CFD Simulations Ecurie Aix
- Principal Investigators:
- Prof. Uwe Naumann
- Project Manager:
- Prof. Uwe Naumann
- HPC Platform used:
- NHR4CES@RWTH: CLAIX
- Project ID:
- Date published:
- Every year we, as the Formula Student Team of RWTH Aachen University, develop a completely new electric race car and revise a previous car to be able to drive autonomously. For our Aerodynamics team, the electric vehicle is the main focus. We try to find the best geometries for our car within the regulatory constraints and while keeping performance compromises with other design areas in mind.
Every year we, as the Formula Student Team of RWTH Aachen University, develop a completely new electric race car and revise a previous car to be able to drive autonomously. For our Aerodynamics team, the electric vehicle is the main focus. We try to find the best geometries for our car within the regulatory constraints and while keeping performance compromises with other design areas in mind. To help us design and improve our aerodynamic package, we carry out extensive CFD simulations, using Siemens Star-CCM+.

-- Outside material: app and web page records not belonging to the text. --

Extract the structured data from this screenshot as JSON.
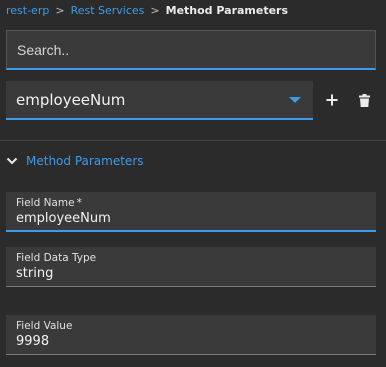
{
  "breadcrumb": {
    "items": [
      "rest-erp",
      "Rest Services"
    ],
    "separator": ">",
    "current": "Method Parameters"
  },
  "search": {
    "placeholder": "Search..",
    "value": ""
  },
  "parameter_select": {
    "selected": "employeeNum"
  },
  "actions": {
    "add_icon": "plus-icon",
    "delete_icon": "trash-icon"
  },
  "section": {
    "title": "Method Parameters",
    "expanded": true
  },
  "form": {
    "field_name": {
      "label": "Field Name",
      "required_mark": "*",
      "value": "employeeNum"
    },
    "field_data_type": {
      "label": "Field Data Type",
      "value": "string"
    },
    "field_value": {
      "label": "Field Value",
      "value": "9998"
    }
  },
  "colors": {
    "accent": "#3d9be9",
    "background": "#2b2b2b",
    "field_bg": "#3a3a3a"
  }
}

Over the years, our simulations have been developed further and further to improve accuracy, resulting in several simulation approaches being used currently, depending on the desired information about the different aerodynamic phenomena and influences on the racetrack. These include a straight-line half car simulation using a symmetry plane which consists of around 50 million cells, a full car simulation with a yawed car and turned front tires as well as a cornering simulation, the latter two both using around 90 million cells. In our development process, we mainly use the straight-line and yaw-angle simulations as they provide much quicker turnaround times and yield enough information. The yawed car is used to include the influence of various driving states on our aerodynamic performance. This is especially important because the purpose of our high-downforce vehicle concept is to increase performance in grip-limited driving conditions, which means those are also the situations in which the car state differs most from the neutral state. This is also the reason for the development of the cornering simulation. Here, the car can be fully transformed to represent real driving situations in corners, including a curved wind tunnel which makes sure that the air flow relative to the vehicle matches the real air flow during cornering. For these simulations we are switching from the k-epsilon turbulence model
Apart from the external aerodynamics, we also use CFD simulations for the design of our cooling systems. These include a water-cooling circuit for our four electric motors and the corresponding inverters as well as an air-cooled battery. Apart from system simulation in MATLAB Simulink and Siemens Amesim, we use thermal CFD simulations to analyze their behaviour.
Over the course of 2021, we put a lot of effort in developing a completely new aerodynamic package including the development of a new front wing, undertray, rear wing, tire wake components of smaller size and a new cooling package. The next upcoming new car will be able to compete in both autonomous and electric disciplines. With the merge of our driverless (autonomous) car and our electric car and other major geometry changes like a new monocoque and a new wheel package we saw the need of developing a new aerodynamic package as well.
Our aerodynamic package is currently in a state where it is performing better than our predescessing concept despite still having key areas to improve on in this current state. We are aiming to increase our downforce in comparison to our previous car by 20% until the end of this season.
In terms of cooling we were able to increase the heat flux in our cooling sleeves for our four distinctive motors by over 100% while maintaining the same pressure drop. Also, we are currently developing our own microtube radiators. This type of radiator enables a much higher heat dissipation, taking advantage of the principle of the Carman’s vortex street. Our estimations done in a MATLAB model show a potentially higher heat dissipation of over 25% with a 60% reduction in weight and size. This is also enhanced by the new design of our inverter cooling plate which also reduced it’s weight by 10% and it's pressure drop by 60%.
Furthermore, after an elongated period of development in home office compromised by the pandemic we were able to finalize and manufacture the past concept of our racing car, the “eace09”. This past summer of 2021 where the races/events take part, has brought us to the best results as a team so far.
We were able to collect a lot of trophies, particularly an “Overall 1st” win on the RedBull Ring in Austria.
This past season, having been the most successful season in our club’s history was substantially supported by the possibility of using the high-performance computing capabilities of the RWTH Compute Cluster for the development of our aerodynamics.
The team Ecurie Aix participates in the Formula Student, the biggest international development competition of its kind, for which a new race car is build every year. Formula Student does not only generate immense attraction for industrial partners, but also for scientific institutions, since the research often overlaps and yields scientific theses and future employees.
The development of a race car does not simply contain of craftsmanship in the workshop. It requires an intense conceptualization, for example the development of the car’s aerodynamic parts in thousands of CFD simulations.
Since these complex simulations cannot be performed by the student’s notebooks, Ecurie Aix was granted to use the high-performance computing possibilities of the RWTH Compute Cluster for the development of the aerodynamic package.
- Institute / Institutes:
- Informatik 12, Software and Tools for Computational Engineering
- RWTH Aachen University